- [WHAT IS EXPECTED]
Lines in the entries below where the word "BARS" shows up should each be copied.

- [Dataset rows for apps and sites]
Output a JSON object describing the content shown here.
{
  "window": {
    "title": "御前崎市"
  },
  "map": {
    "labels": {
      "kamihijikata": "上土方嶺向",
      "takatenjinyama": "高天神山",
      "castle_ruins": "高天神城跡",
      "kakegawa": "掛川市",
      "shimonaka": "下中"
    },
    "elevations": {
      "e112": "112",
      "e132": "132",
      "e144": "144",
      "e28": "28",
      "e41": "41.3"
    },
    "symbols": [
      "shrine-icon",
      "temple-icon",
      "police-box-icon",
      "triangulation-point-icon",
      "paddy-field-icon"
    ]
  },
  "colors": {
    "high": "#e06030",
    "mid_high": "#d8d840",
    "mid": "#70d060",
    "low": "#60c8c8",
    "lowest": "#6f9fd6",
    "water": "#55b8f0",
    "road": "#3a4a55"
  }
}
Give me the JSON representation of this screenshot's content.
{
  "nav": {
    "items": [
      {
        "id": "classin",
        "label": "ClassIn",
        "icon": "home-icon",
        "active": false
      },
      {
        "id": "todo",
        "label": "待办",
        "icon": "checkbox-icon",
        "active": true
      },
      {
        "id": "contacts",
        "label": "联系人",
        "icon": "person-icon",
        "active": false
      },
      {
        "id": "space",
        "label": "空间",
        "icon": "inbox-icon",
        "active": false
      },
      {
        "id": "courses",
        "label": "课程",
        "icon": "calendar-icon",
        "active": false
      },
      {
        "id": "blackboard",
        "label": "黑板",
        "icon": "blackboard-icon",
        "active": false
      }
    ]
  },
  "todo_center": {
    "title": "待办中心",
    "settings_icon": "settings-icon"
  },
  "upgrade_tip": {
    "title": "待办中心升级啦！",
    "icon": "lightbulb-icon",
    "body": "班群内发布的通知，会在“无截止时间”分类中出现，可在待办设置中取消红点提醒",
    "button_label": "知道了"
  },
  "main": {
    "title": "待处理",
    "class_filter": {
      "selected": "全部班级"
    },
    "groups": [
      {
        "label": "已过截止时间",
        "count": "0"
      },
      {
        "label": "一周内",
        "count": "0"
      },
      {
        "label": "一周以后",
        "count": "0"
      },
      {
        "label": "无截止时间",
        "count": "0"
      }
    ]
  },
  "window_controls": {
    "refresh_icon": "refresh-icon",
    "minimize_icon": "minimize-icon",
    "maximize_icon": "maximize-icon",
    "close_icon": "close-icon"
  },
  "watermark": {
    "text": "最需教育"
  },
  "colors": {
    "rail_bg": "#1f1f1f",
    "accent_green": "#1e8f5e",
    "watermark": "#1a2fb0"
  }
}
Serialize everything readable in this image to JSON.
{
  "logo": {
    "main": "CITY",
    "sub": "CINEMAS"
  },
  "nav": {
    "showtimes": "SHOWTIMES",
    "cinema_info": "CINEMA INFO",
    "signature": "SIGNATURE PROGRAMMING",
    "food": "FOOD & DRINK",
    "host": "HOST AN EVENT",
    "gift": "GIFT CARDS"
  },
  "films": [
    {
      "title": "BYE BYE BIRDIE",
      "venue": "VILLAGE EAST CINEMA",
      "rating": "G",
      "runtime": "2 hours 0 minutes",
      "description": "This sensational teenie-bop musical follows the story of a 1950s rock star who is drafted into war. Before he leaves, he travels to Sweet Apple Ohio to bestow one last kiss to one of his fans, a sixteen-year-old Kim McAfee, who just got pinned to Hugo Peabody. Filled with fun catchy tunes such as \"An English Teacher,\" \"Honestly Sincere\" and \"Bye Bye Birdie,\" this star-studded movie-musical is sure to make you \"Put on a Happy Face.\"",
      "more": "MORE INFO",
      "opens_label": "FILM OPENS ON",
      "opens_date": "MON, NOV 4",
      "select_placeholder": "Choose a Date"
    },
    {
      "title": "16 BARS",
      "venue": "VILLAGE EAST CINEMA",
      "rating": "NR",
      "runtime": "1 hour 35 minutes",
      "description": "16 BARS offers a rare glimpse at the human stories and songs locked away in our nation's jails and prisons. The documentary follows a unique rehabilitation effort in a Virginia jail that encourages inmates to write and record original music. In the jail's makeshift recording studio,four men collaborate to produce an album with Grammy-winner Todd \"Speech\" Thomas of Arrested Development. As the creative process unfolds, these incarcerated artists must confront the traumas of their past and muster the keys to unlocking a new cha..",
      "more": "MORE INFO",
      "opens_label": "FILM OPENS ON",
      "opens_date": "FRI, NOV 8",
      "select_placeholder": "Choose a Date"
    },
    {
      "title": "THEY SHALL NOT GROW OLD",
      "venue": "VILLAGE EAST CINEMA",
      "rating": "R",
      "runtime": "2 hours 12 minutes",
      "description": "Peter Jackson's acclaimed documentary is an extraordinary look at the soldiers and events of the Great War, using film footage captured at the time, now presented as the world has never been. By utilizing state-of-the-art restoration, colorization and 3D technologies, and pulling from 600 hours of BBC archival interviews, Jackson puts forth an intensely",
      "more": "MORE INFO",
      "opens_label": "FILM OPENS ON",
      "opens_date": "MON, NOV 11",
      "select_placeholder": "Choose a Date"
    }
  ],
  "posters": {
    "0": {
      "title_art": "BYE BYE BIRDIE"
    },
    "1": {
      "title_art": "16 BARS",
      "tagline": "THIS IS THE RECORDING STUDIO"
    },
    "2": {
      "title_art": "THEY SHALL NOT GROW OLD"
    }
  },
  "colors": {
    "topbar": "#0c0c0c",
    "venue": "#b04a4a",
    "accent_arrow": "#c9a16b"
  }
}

- [EXPECTED OUTPUT]
      "title": "16 BARS",
      "description": "16 BARS offers a rare glimpse at the human stories and songs locked away in our nation's jails and prisons. The documentary follows a unique rehabilitation effort in a Virginia jail that encourages inmates to write and record original music. In the jail's makeshift recording studio,four men collaborate to produce an album with Grammy-winner Todd \"Speech\" Thomas of Arrested Development. As the creative process unfolds, these incarcerated artists must confront the traumas of their past and muster the keys to unlocking a new cha..",
      "title_art": "16 BARS",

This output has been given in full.